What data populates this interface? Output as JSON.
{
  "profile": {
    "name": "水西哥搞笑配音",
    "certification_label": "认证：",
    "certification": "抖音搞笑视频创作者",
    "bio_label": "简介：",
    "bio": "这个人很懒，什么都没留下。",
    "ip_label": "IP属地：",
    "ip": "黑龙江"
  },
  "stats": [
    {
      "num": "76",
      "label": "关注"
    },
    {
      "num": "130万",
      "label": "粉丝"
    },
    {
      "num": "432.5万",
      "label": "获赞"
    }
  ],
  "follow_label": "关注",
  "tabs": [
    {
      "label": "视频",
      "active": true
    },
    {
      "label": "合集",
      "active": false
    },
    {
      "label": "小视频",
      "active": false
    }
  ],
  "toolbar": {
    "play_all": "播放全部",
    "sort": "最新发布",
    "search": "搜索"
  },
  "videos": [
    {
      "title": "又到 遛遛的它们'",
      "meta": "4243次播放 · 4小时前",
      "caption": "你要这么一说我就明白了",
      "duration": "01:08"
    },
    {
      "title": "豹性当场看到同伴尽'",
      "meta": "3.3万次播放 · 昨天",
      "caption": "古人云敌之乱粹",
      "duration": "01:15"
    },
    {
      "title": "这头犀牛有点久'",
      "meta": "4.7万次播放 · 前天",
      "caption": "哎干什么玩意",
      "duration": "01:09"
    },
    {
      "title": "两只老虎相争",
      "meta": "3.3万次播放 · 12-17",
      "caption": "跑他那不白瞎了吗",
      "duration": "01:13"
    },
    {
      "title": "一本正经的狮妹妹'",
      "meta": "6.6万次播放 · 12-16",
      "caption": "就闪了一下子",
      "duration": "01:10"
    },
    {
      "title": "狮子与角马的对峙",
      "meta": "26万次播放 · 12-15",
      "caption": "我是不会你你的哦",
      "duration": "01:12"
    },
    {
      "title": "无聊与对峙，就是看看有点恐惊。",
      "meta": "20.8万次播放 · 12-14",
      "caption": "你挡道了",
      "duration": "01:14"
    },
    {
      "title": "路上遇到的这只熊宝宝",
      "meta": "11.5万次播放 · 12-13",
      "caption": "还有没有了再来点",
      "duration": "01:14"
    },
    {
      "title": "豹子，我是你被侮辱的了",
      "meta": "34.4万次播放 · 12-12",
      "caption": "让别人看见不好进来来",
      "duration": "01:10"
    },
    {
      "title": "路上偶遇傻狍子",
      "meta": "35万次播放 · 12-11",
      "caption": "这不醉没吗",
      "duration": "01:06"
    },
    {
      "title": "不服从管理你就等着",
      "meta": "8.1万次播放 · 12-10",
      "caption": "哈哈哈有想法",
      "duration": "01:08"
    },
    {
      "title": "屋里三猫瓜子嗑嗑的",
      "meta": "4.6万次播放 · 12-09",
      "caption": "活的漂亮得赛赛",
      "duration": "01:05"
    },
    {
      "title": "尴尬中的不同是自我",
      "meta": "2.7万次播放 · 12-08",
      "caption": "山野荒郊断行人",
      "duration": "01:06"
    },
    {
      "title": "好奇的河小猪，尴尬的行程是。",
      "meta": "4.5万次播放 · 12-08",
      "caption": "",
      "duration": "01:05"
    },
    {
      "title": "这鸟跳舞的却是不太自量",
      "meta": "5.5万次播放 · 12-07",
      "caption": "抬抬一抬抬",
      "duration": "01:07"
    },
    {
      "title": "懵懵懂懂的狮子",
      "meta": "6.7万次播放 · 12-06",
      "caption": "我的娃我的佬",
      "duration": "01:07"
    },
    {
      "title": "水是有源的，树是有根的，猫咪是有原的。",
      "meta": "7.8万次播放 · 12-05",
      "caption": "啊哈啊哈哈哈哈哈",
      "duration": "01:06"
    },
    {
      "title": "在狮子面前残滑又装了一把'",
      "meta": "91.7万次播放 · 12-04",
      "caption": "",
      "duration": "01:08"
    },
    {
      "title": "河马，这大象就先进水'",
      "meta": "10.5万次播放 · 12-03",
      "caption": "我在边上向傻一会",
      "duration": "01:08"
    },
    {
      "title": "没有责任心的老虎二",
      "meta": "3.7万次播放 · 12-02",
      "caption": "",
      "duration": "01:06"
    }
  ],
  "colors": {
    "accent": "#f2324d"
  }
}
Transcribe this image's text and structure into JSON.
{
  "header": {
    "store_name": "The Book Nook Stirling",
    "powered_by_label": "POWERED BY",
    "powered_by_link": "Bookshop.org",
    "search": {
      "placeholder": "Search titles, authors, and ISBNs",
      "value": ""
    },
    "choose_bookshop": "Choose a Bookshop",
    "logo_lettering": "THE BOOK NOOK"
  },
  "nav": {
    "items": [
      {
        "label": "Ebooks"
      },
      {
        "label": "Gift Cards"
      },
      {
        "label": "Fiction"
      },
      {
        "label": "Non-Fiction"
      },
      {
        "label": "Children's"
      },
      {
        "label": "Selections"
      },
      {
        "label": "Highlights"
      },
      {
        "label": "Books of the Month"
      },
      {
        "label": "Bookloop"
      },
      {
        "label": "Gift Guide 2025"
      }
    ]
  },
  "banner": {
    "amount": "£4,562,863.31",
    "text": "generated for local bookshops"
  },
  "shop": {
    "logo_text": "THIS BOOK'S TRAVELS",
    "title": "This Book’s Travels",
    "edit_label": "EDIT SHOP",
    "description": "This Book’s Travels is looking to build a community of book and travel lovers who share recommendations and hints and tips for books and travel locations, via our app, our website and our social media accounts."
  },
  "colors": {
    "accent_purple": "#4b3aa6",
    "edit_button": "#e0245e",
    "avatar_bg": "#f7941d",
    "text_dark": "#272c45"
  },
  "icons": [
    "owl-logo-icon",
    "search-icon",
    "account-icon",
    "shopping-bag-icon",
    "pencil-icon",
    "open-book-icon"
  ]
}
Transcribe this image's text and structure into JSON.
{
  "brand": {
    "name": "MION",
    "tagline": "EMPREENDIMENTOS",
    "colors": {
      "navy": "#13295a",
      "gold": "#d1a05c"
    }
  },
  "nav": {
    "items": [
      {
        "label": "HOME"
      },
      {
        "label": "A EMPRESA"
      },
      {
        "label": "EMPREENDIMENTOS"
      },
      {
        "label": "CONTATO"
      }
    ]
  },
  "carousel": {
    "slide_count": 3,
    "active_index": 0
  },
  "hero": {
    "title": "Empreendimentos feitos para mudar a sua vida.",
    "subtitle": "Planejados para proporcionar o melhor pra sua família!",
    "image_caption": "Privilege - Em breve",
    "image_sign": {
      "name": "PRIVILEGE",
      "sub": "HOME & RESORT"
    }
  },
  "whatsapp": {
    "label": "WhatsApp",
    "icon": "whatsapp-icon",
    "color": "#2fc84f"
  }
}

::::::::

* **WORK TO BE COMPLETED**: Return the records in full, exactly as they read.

* **RESPONSE**:
What data populates this interface? Output as JSON.
{
  "profile": {
    "name": "水西哥搞笑配音",
    "certification_label": "认证：",
    "certification": "抖音搞笑视频创作者",
    "bio_label": "简介：",
    "bio": "这个人很懒，什么都没留下。",
    "ip_label": "IP属地：",
    "ip": "黑龙江"
  },
  "stats": [
    {
      "num": "76",
      "label": "关注"
    },
    {
      "num": "130万",
      "label": "粉丝"
    },
    {
      "num": "432.5万",
      "label": "获赞"
    }
  ],
  "follow_label": "关注",
  "tabs": [
    {
      "label": "视频",
      "active": true
    },
    {
      "label": "合集",
      "active": false
    },
    {
      "label": "小视频",
      "active": false
    }
  ],
  "toolbar": {
    "play_all": "播放全部",
    "sort": "最新发布",
    "search": "搜索"
  },
  "videos": [
    {
      "title": "又到 遛遛的它们'",
      "meta": "4243次播放 · 4小时前",
      "caption": "你要这么一说我就明白了",
      "duration": "01:08"
    },
    {
      "title": "豹性当场看到同伴尽'",
      "meta": "3.3万次播放 · 昨天",
      "caption": "古人云敌之乱粹",
      "duration": "01:15"
    },
    {
      "title": "这头犀牛有点久'",
      "meta": "4.7万次播放 · 前天",
      "caption": "哎干什么玩意",
      "duration": "01:09"
    },
    {
      "title": "两只老虎相争",
      "meta": "3.3万次播放 · 12-17",
      "caption": "跑他那不白瞎了吗",
      "duration": "01:13"
    },
    {
      "title": "一本正经的狮妹妹'",
      "meta": "6.6万次播放 · 12-16",
      "caption": "就闪了一下子",
      "duration": "01:10"
    },
    {
      "title": "狮子与角马的对峙",
      "meta": "26万次播放 · 12-15",
      "caption": "我是不会你你的哦",
      "duration": "01:12"
    },
    {
      "title": "无聊与对峙，就是看看有点恐惊。",
      "meta": "20.8万次播放 · 12-14",
      "caption": "你挡道了",
      "duration": "01:14"
    },
    {
      "title": "路上遇到的这只熊宝宝",
      "meta": "11.5万次播放 · 12-13",
      "caption": "还有没有了再来点",
      "duration": "01:14"
    },
    {
      "title": "豹子，我是你被侮辱的了",
      "meta": "34.4万次播放 · 12-12",
      "caption": "让别人看见不好进来来",
      "duration": "01:10"
    },
    {
      "title": "路上偶遇傻狍子",
      "meta": "35万次播放 · 12-11",
      "caption": "这不醉没吗",
      "duration": "01:06"
    },
    {
      "title": "不服从管理你就等着",
      "meta": "8.1万次播放 · 12-10",
      "caption": "哈哈哈有想法",
      "duration": "01:08"
    },
    {
      "title": "屋里三猫瓜子嗑嗑的",
      "meta": "4.6万次播放 · 12-09",
      "caption": "活的漂亮得赛赛",
      "duration": "01:05"
    },
    {
      "title": "尴尬中的不同是自我",
      "meta": "2.7万次播放 · 12-08",
      "caption": "山野荒郊断行人",
      "duration": "01:06"
    },
    {
      "title": "好奇的河小猪，尴尬的行程是。",
      "meta": "4.5万次播放 · 12-08",
      "caption": "",
      "duration": "01:05"
    },
    {
      "title": "这鸟跳舞的却是不太自量",
      "meta": "5.5万次播放 · 12-07",
      "caption": "抬抬一抬抬",
      "duration": "01:07"
    },
    {
      "title": "懵懵懂懂的狮子",
      "meta": "6.7万次播放 · 12-06",
      "caption": "我的娃我的佬",
      "duration": "01:07"
    },
    {
      "title": "水是有源的，树是有根的，猫咪是有原的。",
      "meta": "7.8万次播放 · 12-05",
      "caption": "啊哈啊哈哈哈哈哈",
      "duration": "01:06"
    },
    {
      "title": "在狮子面前残滑又装了一把'",
      "meta": "91.7万次播放 · 12-04",
      "caption": "",
      "duration": "01:08"
    },
    {
      "title": "河马，这大象就先进水'",
      "meta": "10.5万次播放 · 12-03",
      "caption": "我在边上向傻一会",
      "duration": "01:08"
    },
    {
      "title": "没有责任心的老虎二",
      "meta": "3.7万次播放 · 12-02",
      "caption": "",
      "duration": "01:06"
    }
  ],
  "colors": {
    "accent": "#f2324d"
  }
}
Transcribe this image's text and structure into JSON.
{
  "header": {
    "store_name": "The Book Nook Stirling",
    "powered_by_label": "POWERED BY",
    "powered_by_link": "Bookshop.org",
    "search": {
      "placeholder": "Search titles, authors, and ISBNs",
      "value": ""
    },
    "choose_bookshop": "Choose a Bookshop",
    "logo_lettering": "THE BOOK NOOK"
  },
  "nav": {
    "items": [
      {
        "label": "Ebooks"
      },
      {
        "label": "Gift Cards"
      },
      {
        "label": "Fiction"
      },
      {
        "label": "Non-Fiction"
      },
      {
        "label": "Children's"
      },
      {
        "label": "Selections"
      },
      {
        "label": "Highlights"
      },
      {
        "label": "Books of the Month"
      },
      {
        "label": "Bookloop"
      },
      {
        "label": "Gift Guide 2025"
      }
    ]
  },
  "banner": {
    "amount": "£4,562,863.31",
    "text": "generated for local bookshops"
  },
  "shop": {
    "logo_text": "THIS BOOK'S TRAVELS",
    "title": "This Book’s Travels",
    "edit_label": "EDIT SHOP",
    "description": "This Book’s Travels is looking to build a community of book and travel lovers who share recommendations and hints and tips for books and travel locations, via our app, our website and our social media accounts."
  },
  "colors": {
    "accent_purple": "#4b3aa6",
    "edit_button": "#e0245e",
    "avatar_bg": "#f7941d",
    "text_dark": "#272c45"
  },
  "icons": [
    "owl-logo-icon",
    "search-icon",
    "account-icon",
    "shopping-bag-icon",
    "pencil-icon",
    "open-book-icon"
  ]
}
Transcribe this image's text and structure into JSON.
{
  "brand": {
    "name": "MION",
    "tagline": "EMPREENDIMENTOS",
    "colors": {
      "navy": "#13295a",
      "gold": "#d1a05c"
    }
  },
  "nav": {
    "items": [
      {
        "label": "HOME"
      },
      {
        "label": "A EMPRESA"
      },
      {
        "label": "EMPREENDIMENTOS"
      },
      {
        "label": "CONTATO"
      }
    ]
  },
  "carousel": {
    "slide_count": 3,
    "active_index": 0
  },
  "hero": {
    "title": "Empreendimentos feitos para mudar a sua vida.",
    "subtitle": "Planejados para proporcionar o melhor pra sua família!",
    "image_caption": "Privilege - Em breve",
    "image_sign": {
      "name": "PRIVILEGE",
      "sub": "HOME & RESORT"
    }
  },
  "whatsapp": {
    "label": "WhatsApp",
    "icon": "whatsapp-icon",
    "color": "#2fc84f"
  }
}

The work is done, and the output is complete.